= INSTRUCTIONS FOR THE TASK =
Having read the entries, repeat all of them exactly.

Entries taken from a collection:
= = = = = = =

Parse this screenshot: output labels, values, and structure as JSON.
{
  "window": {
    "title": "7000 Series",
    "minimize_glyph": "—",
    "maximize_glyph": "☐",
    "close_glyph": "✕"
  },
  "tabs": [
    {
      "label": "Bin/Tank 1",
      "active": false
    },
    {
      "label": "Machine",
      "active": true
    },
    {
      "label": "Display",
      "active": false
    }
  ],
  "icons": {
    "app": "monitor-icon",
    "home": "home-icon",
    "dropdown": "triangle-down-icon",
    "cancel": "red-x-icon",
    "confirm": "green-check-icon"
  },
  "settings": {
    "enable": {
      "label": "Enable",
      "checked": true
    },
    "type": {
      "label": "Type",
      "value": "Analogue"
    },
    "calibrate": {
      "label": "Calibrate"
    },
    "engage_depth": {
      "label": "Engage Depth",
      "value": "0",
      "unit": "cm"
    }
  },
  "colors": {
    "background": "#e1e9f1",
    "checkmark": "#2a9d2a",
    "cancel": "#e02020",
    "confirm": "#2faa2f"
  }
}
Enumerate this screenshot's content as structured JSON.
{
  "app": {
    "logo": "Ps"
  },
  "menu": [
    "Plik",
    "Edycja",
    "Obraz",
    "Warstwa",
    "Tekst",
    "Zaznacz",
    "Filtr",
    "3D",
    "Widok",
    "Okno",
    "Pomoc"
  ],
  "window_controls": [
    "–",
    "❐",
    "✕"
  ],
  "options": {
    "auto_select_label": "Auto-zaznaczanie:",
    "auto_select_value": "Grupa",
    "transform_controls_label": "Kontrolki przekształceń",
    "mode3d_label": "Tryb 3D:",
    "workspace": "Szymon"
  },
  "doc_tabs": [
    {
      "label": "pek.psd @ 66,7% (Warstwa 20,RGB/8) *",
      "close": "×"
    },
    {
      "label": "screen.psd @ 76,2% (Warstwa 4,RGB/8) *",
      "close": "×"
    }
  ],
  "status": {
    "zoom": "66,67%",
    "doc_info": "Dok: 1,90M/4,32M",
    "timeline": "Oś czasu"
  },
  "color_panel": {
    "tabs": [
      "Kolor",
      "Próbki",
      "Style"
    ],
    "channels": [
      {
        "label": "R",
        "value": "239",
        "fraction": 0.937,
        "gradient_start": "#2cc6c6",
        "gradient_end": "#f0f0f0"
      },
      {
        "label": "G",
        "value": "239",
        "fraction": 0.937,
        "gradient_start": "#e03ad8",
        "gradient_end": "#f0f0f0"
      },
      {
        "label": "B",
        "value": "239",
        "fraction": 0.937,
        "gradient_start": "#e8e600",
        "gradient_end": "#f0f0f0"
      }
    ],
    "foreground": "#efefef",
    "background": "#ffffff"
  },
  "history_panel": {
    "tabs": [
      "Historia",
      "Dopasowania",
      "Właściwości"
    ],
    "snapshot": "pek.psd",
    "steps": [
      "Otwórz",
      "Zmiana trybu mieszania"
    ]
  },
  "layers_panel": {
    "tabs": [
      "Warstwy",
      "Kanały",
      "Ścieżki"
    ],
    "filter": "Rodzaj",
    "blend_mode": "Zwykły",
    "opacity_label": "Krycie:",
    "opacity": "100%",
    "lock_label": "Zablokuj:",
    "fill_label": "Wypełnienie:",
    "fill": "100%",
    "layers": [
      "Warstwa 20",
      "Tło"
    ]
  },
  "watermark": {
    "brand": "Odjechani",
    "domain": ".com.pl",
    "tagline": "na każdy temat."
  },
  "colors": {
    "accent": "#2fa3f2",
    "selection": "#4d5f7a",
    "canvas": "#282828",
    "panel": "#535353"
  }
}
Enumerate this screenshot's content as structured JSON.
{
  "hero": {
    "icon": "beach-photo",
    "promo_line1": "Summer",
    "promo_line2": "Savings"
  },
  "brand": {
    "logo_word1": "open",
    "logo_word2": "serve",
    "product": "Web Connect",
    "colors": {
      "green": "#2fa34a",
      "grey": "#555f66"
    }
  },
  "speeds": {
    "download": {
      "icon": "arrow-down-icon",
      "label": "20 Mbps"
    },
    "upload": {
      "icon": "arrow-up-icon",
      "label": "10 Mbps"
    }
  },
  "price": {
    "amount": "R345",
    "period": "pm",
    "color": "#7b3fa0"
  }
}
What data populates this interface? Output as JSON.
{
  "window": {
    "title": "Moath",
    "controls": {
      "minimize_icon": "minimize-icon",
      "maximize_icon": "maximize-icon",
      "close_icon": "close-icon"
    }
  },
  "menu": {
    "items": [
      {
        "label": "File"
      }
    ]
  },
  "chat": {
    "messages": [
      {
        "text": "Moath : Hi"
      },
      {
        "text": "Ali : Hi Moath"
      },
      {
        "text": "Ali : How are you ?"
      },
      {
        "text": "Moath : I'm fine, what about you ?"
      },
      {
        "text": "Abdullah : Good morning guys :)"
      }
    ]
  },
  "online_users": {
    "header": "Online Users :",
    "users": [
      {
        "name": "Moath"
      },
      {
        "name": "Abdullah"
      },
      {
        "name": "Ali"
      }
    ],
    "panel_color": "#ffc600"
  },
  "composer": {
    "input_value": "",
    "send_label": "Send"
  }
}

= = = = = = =

= EXERCISE ANSWER =
Parse this screenshot: output labels, values, and structure as JSON.
{
  "window": {
    "title": "7000 Series",
    "minimize_glyph": "—",
    "maximize_glyph": "☐",
    "close_glyph": "✕"
  },
  "tabs": [
    {
      "label": "Bin/Tank 1",
      "active": false
    },
    {
      "label": "Machine",
      "active": true
    },
    {
      "label": "Display",
      "active": false
    }
  ],
  "icons": {
    "app": "monitor-icon",
    "home": "home-icon",
    "dropdown": "triangle-down-icon",
    "cancel": "red-x-icon",
    "confirm": "green-check-icon"
  },
  "settings": {
    "enable": {
      "label": "Enable",
      "checked": true
    },
    "type": {
      "label": "Type",
      "value": "Analogue"
    },
    "calibrate": {
      "label": "Calibrate"
    },
    "engage_depth": {
      "label": "Engage Depth",
      "value": "0",
      "unit": "cm"
    }
  },
  "colors": {
    "background": "#e1e9f1",
    "checkmark": "#2a9d2a",
    "cancel": "#e02020",
    "confirm": "#2faa2f"
  }
}
Enumerate this screenshot's content as structured JSON.
{
  "app": {
    "logo": "Ps"
  },
  "menu": [
    "Plik",
    "Edycja",
    "Obraz",
    "Warstwa",
    "Tekst",
    "Zaznacz",
    "Filtr",
    "3D",
    "Widok",
    "Okno",
    "Pomoc"
  ],
  "window_controls": [
    "–",
    "❐",
    "✕"
  ],
  "options": {
    "auto_select_label": "Auto-zaznaczanie:",
    "auto_select_value": "Grupa",
    "transform_controls_label": "Kontrolki przekształceń",
    "mode3d_label": "Tryb 3D:",
    "workspace": "Szymon"
  },
  "doc_tabs": [
    {
      "label": "pek.psd @ 66,7% (Warstwa 20,RGB/8) *",
      "close": "×"
    },
    {
      "label": "screen.psd @ 76,2% (Warstwa 4,RGB/8) *",
      "close": "×"
    }
  ],
  "status": {
    "zoom": "66,67%",
    "doc_info": "Dok: 1,90M/4,32M",
    "timeline": "Oś czasu"
  },
  "color_panel": {
    "tabs": [
      "Kolor",
      "Próbki",
      "Style"
    ],
    "channels": [
      {
        "label": "R",
        "value": "239",
        "fraction": 0.937,
        "gradient_start": "#2cc6c6",
        "gradient_end": "#f0f0f0"
      },
      {
        "label": "G",
        "value": "239",
        "fraction": 0.937,
        "gradient_start": "#e03ad8",
        "gradient_end": "#f0f0f0"
      },
      {
        "label": "B",
        "value": "239",
        "fraction": 0.937,
        "gradient_start": "#e8e600",
        "gradient_end": "#f0f0f0"
      }
    ],
    "foreground": "#efefef",
    "background": "#ffffff"
  },
  "history_panel": {
    "tabs": [
      "Historia",
      "Dopasowania",
      "Właściwości"
    ],
    "snapshot": "pek.psd",
    "steps": [
      "Otwórz",
      "Zmiana trybu mieszania"
    ]
  },
  "layers_panel": {
    "tabs": [
      "Warstwy",
      "Kanały",
      "Ścieżki"
    ],
    "filter": "Rodzaj",
    "blend_mode": "Zwykły",
    "opacity_label": "Krycie:",
    "opacity": "100%",
    "lock_label": "Zablokuj:",
    "fill_label": "Wypełnienie:",
    "fill": "100%",
    "layers": [
      "Warstwa 20",
      "Tło"
    ]
  },
  "watermark": {
    "brand": "Odjechani",
    "domain": ".com.pl",
    "tagline": "na każdy temat."
  },
  "colors": {
    "accent": "#2fa3f2",
    "selection": "#4d5f7a",
    "canvas": "#282828",
    "panel": "#535353"
  }
}
Enumerate this screenshot's content as structured JSON.
{
  "hero": {
    "icon": "beach-photo",
    "promo_line1": "Summer",
    "promo_line2": "Savings"
  },
  "brand": {
    "logo_word1": "open",
    "logo_word2": "serve",
    "product": "Web Connect",
    "colors": {
      "green": "#2fa34a",
      "grey": "#555f66"
    }
  },
  "speeds": {
    "download": {
      "icon": "arrow-down-icon",
      "label": "20 Mbps"
    },
    "upload": {
      "icon": "arrow-up-icon",
      "label": "10 Mbps"
    }
  },
  "price": {
    "amount": "R345",
    "period": "pm",
    "color": "#7b3fa0"
  }
}
What data populates this interface? Output as JSON.
{
  "window": {
    "title": "Moath",
    "controls": {
      "minimize_icon": "minimize-icon",
      "maximize_icon": "maximize-icon",
      "close_icon": "close-icon"
    }
  },
  "menu": {
    "items": [
      {
        "label": "File"
      }
    ]
  },
  "chat": {
    "messages": [
      {
        "text": "Moath : Hi"
      },
      {
        "text": "Ali : Hi Moath"
      },
      {
        "text": "Ali : How are you ?"
      },
      {
        "text": "Moath : I'm fine, what about you ?"
      },
      {
        "text": "Abdullah : Good morning guys :)"
      }
    ]
  },
  "online_users": {
    "header": "Online Users :",
    "users": [
      {
        "name": "Moath"
      },
      {
        "name": "Abdullah"
      },
      {
        "name": "Ali"
      }
    ],
    "panel_color": "#ffc600"
  },
  "composer": {
    "input_value": "",
    "send_label": "Send"
  }
}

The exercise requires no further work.